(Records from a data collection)

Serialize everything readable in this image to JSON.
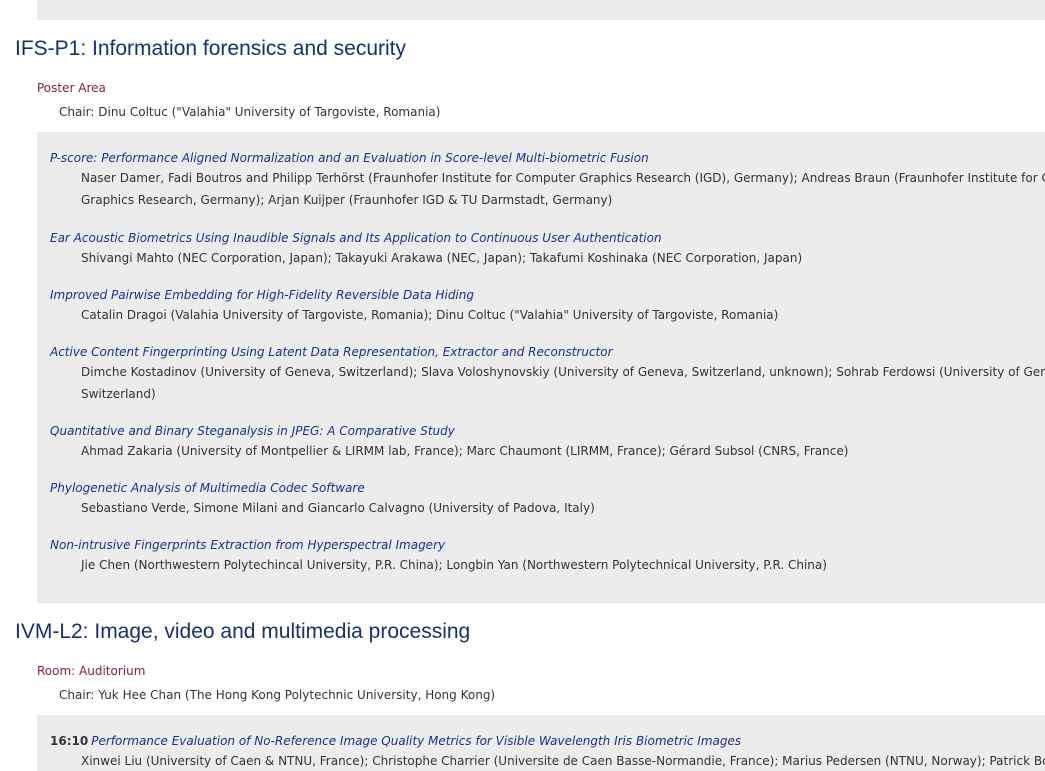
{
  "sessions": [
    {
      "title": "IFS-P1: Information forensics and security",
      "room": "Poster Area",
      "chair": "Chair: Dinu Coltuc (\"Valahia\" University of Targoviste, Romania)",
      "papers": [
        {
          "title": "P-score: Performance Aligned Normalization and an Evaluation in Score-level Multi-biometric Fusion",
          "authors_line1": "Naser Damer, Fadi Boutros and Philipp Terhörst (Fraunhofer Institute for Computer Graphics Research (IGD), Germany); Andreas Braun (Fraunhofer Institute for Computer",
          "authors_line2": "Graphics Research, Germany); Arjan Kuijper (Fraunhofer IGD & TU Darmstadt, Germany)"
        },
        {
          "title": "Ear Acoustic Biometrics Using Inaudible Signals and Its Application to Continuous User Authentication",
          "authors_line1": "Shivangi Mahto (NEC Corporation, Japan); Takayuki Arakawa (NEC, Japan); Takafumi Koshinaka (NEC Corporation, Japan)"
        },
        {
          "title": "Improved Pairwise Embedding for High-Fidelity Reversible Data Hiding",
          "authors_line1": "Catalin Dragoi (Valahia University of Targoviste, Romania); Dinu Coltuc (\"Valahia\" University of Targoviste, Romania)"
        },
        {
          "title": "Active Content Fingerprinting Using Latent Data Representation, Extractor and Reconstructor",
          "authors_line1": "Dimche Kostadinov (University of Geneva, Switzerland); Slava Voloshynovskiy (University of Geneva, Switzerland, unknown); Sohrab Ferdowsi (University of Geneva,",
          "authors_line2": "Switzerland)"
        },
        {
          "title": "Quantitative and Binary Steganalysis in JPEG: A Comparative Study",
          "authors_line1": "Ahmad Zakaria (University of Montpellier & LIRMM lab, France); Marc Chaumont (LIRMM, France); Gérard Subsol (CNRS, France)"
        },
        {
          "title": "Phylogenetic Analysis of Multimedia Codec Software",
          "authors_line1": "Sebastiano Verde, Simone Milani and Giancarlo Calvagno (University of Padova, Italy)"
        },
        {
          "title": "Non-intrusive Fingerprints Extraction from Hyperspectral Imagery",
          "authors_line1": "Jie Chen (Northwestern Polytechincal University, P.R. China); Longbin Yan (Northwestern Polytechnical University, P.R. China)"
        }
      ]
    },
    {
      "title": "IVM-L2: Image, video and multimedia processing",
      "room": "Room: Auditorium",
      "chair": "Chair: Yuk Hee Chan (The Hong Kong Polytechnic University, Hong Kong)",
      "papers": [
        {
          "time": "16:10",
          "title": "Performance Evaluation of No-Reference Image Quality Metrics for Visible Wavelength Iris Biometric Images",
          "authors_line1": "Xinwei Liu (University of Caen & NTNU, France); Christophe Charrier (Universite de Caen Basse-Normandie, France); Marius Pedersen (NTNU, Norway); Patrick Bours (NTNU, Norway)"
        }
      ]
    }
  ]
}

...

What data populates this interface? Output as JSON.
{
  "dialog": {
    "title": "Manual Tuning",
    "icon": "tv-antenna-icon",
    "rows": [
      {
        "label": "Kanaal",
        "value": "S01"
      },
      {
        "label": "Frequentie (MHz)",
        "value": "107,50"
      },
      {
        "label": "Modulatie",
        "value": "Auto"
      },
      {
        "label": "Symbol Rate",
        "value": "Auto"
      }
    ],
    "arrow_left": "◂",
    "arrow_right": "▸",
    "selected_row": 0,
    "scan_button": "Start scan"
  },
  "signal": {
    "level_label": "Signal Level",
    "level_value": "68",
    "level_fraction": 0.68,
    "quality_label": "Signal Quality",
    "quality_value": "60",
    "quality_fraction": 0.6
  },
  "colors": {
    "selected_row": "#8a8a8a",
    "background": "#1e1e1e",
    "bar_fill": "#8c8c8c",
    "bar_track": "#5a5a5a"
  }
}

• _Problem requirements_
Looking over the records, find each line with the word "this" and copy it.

• _Exercise response_
Serialize everything readable in this image to JSON.
What data populates this interface? Output as JSON.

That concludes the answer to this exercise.